59th Session of the COPUOS Scientific and Technical Subcommittee | Agenda Item 8: Space Debris
As prepared for delivery by Ms. Valda Vikmanis-Keller, United States Delegation, February 9, 2022
Thank you, Mr. Chair.
As the global community advances space exploration and expands activities in space for social, scientific, and economic benefits, with more than 5,000 satellites currently operating in the near-Earth space environment, we observed five on-orbit fragmentations in the year 2021. Those fragmentation events included accidental explosions of active and retired spacecraft, an accidental collision of an operational spacecraft with a piece of tracked debris. As my delegation has noted before, the year 2021 also witnessed an intentional destruction of a derelict spacecraft, Cosmos 1408, by direct ascent anti-satellite missile, which resulted in the creation of debris. The destruction of Cosmos 1408 generated more than 1,500 fragments large enough to be tracked by the U.S. Space Surveillance Network and millions of fragments too small to be tracked but large enough to threaten human spaceflight and robotic missions. For example, shortly after the Cosmos 1408 destruction, the astronauts and cosmonauts on the International Space Station had to shelter in place for some time to mitigate risks from small Cosmos 1408 fragments. Together, the five on-orbit fragmentations in 2021 added a significant number of orbital debris, large and small, to the environment and further threatened the safe operations of current and future space missions in low-Earth orbit. All nations should refrain from recklessly conducting destructive satellite testing which significantly increases the risk to human spaceflight and other satellites, and to foster a safe, sustainable space environment.
Because of the serious increase in congestion caused by debris in the space environment, the United States would like to emphasize, once again, that the Space Debris Mitigation Guidelines approved by this Subcommittee at its 44th session, and subsequently endorsed by the Full Committee and the UN General Assembly in 2007, should continue to serve as a guiding document to advance global efforts to limit the generation of debris.
This includes measures to reduce on-orbit fragmentations, avoid intentional destruction of on-orbit spacecraft that generate long-lived debris, and conduct post-mission disposals to remove spent upper stages and retired spacecraft from the space environment in a timely manner.
The United States also believes the Space Debris Mitigation Guidelines must apply to the full range of governmental and private sector space activities and their implementation should not be diluted by the sort of disingenuous interpretations which one member of this Subcommittee has advanced during this session. In addition to the Space Debris Mitigation Guidelines, many of the 21 Guidelines developed by the Working Group on the Long-Term Sustainability of Outer Space Activities (LTS) and adopted by the Committee in 2019 also directly address orbital debris issues. We call on all space-faring nations, emerging space nations, international organizations, and non-government organizations to implement the UNCOPUOS Space Debris Mitigation Guidelines and the LTS Guidelines to limit the generation of orbital debris and preserve the near-Earth space environment. We look forward to hearing from other Member States, both during this session and in the coming years, on the ways in which these guidelines are being implemented.

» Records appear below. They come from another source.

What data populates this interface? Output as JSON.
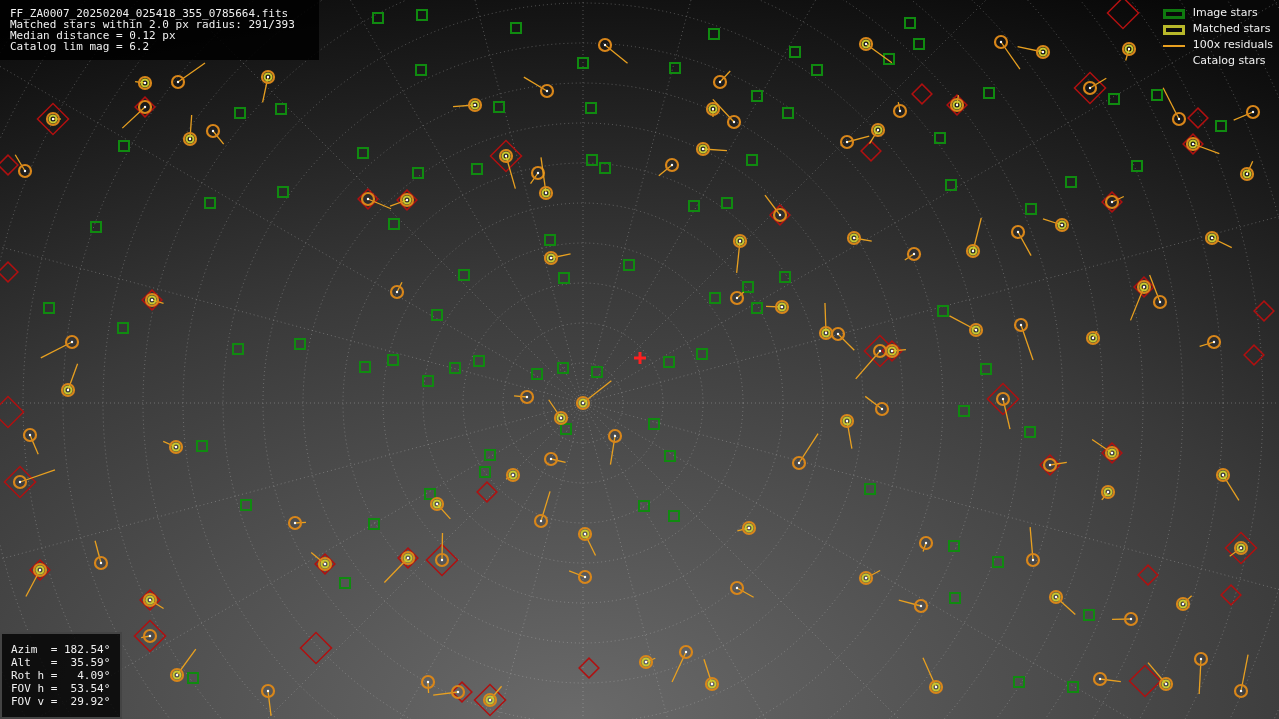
{
  "info_box": {
    "lines": [
      "FF_ZA0007_20250204_025418_355_0785664.fits",
      "Matched stars within 2.0 px radius: 291/393",
      "Median distance = 0.12 px",
      "Catalog lim mag = 6.2"
    ]
  },
  "legend": {
    "items": [
      {
        "label": "Image stars",
        "kind": "square",
        "color": "#0f7a0f"
      },
      {
        "label": "Matched stars",
        "kind": "square",
        "color": "#b8b82a"
      },
      {
        "label": "100x residuals",
        "kind": "line",
        "color": "#e8a020"
      },
      {
        "label": "Catalog stars",
        "kind": "none"
      }
    ]
  },
  "pointing_box": {
    "lines": [
      "Azim  = 182.54°",
      "Alt   =  35.59°",
      "Rot h =   4.09°",
      "FOV h =  53.54°",
      "FOV v =  29.92°"
    ]
  }
}
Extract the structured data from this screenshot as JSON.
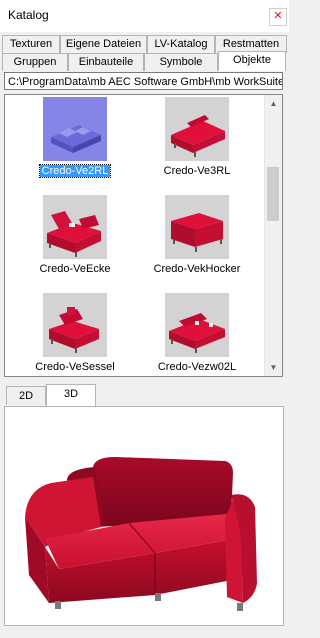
{
  "window": {
    "title": "Katalog",
    "close_icon": "close-icon"
  },
  "tabs_row1": [
    "Texturen",
    "Eigene Dateien",
    "LV-Katalog",
    "Restmatten"
  ],
  "tabs_row2": [
    "Gruppen",
    "Einbauteile",
    "Symbole",
    "Objekte"
  ],
  "active_tab": "Objekte",
  "path": "C:\\ProgramData\\mb AEC Software GmbH\\mb WorkSuite\\",
  "items": [
    {
      "label": "Credo-Ve2RL",
      "selected": true
    },
    {
      "label": "Credo-Ve3RL",
      "selected": false
    },
    {
      "label": "Credo-VeEcke",
      "selected": false
    },
    {
      "label": "Credo-VekHocker",
      "selected": false
    },
    {
      "label": "Credo-VeSessel",
      "selected": false
    },
    {
      "label": "Credo-Vezw02L",
      "selected": false
    }
  ],
  "view_tabs": [
    "2D",
    "3D"
  ],
  "active_view_tab": "3D",
  "colors": {
    "selection": "#3399ff",
    "sofa": "#d0123a",
    "thumb_bg": "#d3d3d3"
  }
}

Mr. Chair, the United States would like to acknowledge the ongoing work of the Inter-Agency Space Debris Coordination Committee (IADC), a body consisting of representatives from 13 space agencies, whose initial work served as the basis for the UNCOPUOS Space Debris Mitigation Guidelines. The IADC is continuing its work on characterizing the space debris environment and evaluating improvements to its own IADC Space Debris Mitigation Guidelines, which were recently updated in June 2021. These revised guidelines include a new probability limit on accidental explosions during mission operations and a threshold for reentry human casualty risk. Both elements are meaningful and achievable in reducing the generation of new orbital debris and protecting people from satellite reentries. NASA, on behalf of the United States, has contributed to the development of and updates to the IADC Space Debris Mitigation Guidelines. As a founding member of the IADC, NASA has actively participated in all major IADC activities in the past, and we will continue our contributions to the IADC in the future.
Mr. Chair, our National Space Council, chaired by Vice President Kamala Harris, released the United States Space Priorities Framework last December. The release of the Space Priority Framework underlines the United States’ historic leadership role in orbital debris mitigation and reaffirms U.S. commitment to address the orbital debris problem with the global community.
Under this Framework, the United States will:
- Provide clarity and certainty in regulations for non-government space activities, such as orbital debris removal;
- Increase efforts to mitigate, track, and remediate space debris; and
- Advance development and implementation of domestic and international best practices to mitigate the creation of space debris and will support efforts to evolve those practices to ensure continued safety of flight operations in the future.
Mr. Chair, I would like to highlight NASA’s presentation yesterday, which provided an update on the orbital debris environment and detailed recent orbital debris research and policy activities in the United States. The presentation will be posted on the UNOOSA website.
Thank you, Mr. Chair.